Problem to solve:
Search term "title": please copy every line of the records below that contains it.

Extracted material:
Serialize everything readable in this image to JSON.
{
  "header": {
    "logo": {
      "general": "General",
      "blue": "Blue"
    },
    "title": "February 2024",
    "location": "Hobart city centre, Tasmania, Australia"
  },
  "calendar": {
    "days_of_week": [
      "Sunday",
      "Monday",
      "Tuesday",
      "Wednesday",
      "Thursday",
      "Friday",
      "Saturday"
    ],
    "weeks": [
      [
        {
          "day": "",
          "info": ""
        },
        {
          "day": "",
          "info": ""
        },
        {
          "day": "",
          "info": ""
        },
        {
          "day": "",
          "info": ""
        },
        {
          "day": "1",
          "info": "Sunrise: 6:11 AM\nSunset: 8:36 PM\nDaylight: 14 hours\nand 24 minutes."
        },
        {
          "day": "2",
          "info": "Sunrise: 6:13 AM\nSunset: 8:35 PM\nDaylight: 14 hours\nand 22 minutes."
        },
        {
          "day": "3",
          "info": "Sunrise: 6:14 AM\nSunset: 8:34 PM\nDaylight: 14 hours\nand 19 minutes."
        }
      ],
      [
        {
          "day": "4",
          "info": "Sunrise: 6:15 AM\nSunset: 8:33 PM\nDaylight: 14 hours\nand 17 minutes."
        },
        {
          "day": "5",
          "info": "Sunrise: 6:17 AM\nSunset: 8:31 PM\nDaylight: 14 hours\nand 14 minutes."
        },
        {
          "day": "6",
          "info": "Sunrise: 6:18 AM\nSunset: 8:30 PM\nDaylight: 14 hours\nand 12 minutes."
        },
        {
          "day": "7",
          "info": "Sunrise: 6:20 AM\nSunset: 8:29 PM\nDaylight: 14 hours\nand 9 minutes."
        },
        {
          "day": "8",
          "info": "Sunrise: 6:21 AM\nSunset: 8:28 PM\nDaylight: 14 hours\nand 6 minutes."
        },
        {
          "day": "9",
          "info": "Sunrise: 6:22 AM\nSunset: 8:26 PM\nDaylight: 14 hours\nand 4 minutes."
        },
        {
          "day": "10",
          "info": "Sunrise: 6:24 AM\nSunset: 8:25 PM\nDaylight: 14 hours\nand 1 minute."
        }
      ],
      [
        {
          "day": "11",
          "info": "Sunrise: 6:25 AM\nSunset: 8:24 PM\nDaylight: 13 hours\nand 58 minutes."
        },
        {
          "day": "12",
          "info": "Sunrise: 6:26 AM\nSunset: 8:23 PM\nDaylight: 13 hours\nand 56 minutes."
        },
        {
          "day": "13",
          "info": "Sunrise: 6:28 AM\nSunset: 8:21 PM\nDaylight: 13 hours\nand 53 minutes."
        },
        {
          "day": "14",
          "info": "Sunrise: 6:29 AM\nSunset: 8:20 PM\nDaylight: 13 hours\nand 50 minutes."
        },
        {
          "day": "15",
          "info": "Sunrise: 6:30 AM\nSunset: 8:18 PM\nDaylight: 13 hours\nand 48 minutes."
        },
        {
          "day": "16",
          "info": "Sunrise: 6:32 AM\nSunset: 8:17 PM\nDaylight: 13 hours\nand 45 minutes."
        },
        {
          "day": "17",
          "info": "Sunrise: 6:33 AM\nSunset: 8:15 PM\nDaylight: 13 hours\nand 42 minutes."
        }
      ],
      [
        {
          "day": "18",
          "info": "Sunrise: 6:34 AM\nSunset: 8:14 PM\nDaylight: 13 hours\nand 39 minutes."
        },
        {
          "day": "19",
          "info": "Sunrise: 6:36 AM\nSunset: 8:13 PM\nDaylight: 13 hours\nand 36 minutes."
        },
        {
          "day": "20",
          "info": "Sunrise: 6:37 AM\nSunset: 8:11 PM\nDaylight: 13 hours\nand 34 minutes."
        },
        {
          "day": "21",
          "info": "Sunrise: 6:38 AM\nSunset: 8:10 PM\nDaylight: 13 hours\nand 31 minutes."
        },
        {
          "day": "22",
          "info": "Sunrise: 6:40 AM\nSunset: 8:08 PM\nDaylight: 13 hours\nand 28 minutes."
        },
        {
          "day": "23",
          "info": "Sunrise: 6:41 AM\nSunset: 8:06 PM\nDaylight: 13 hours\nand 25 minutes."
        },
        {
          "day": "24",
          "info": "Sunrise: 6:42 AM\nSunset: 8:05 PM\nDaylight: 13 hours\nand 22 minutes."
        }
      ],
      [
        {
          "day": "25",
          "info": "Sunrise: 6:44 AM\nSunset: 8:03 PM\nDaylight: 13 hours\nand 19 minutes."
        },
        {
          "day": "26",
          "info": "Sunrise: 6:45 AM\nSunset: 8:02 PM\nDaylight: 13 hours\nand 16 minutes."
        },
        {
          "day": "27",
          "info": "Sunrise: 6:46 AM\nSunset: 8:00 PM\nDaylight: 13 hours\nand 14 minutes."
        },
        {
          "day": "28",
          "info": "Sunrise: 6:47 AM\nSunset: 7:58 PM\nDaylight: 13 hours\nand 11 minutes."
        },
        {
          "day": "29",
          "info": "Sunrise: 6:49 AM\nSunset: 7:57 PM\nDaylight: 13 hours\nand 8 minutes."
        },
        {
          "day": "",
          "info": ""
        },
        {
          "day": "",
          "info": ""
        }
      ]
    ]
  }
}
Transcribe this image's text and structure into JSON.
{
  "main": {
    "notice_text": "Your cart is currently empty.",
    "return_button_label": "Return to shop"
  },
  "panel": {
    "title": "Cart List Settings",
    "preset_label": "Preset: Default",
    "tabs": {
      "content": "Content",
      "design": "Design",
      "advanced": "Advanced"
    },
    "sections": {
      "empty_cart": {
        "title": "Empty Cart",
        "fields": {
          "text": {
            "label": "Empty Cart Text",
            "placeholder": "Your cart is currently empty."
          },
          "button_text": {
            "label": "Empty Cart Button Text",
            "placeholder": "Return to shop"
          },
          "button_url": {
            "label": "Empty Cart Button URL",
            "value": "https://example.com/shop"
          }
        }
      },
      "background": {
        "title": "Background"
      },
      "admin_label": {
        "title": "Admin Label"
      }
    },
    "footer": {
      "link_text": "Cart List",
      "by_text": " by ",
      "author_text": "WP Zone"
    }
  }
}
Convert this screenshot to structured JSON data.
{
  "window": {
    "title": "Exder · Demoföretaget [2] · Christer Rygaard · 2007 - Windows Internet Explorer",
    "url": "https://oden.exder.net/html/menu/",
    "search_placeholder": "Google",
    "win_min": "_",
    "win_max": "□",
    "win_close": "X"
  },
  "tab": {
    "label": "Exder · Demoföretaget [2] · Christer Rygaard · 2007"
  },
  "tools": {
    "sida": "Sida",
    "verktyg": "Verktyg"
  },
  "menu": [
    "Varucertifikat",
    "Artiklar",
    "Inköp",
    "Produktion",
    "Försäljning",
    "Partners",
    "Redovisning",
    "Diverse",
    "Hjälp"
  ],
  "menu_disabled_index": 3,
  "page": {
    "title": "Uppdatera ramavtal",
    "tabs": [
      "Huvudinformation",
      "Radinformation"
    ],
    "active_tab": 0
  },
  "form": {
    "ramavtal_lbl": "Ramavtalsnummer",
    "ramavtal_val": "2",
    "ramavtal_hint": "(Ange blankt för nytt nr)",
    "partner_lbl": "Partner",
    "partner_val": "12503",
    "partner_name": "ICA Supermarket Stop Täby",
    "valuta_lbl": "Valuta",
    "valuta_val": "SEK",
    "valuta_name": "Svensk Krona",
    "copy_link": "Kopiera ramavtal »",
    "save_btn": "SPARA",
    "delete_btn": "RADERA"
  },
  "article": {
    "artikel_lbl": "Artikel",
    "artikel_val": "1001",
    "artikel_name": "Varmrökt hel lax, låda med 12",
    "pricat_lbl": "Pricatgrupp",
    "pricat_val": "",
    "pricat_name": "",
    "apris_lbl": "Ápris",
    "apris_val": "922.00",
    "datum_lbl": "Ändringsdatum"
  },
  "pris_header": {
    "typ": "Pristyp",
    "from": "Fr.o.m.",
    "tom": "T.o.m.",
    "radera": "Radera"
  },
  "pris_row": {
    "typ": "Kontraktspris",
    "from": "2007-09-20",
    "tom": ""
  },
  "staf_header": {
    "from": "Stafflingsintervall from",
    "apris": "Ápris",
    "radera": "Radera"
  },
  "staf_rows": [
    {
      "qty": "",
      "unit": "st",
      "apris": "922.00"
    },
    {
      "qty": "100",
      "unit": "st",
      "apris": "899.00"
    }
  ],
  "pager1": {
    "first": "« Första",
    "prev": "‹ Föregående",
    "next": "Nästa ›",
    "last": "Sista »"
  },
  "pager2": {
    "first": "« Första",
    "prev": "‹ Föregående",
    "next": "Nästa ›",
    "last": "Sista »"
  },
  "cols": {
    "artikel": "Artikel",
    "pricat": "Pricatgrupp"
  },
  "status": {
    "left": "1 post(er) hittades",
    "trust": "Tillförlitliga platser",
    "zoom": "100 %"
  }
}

Task answer:
    "title": "February 2024",
    "title": "Cart List Settings",
        "title": "Empty Cart",
        "title": "Background"
        "title": "Admin Label"
    "title": "Exder · Demoföretaget [2] · Christer Rygaard · 2007 - Windows Internet Explorer",
    "title": "Uppdatera ramavtal",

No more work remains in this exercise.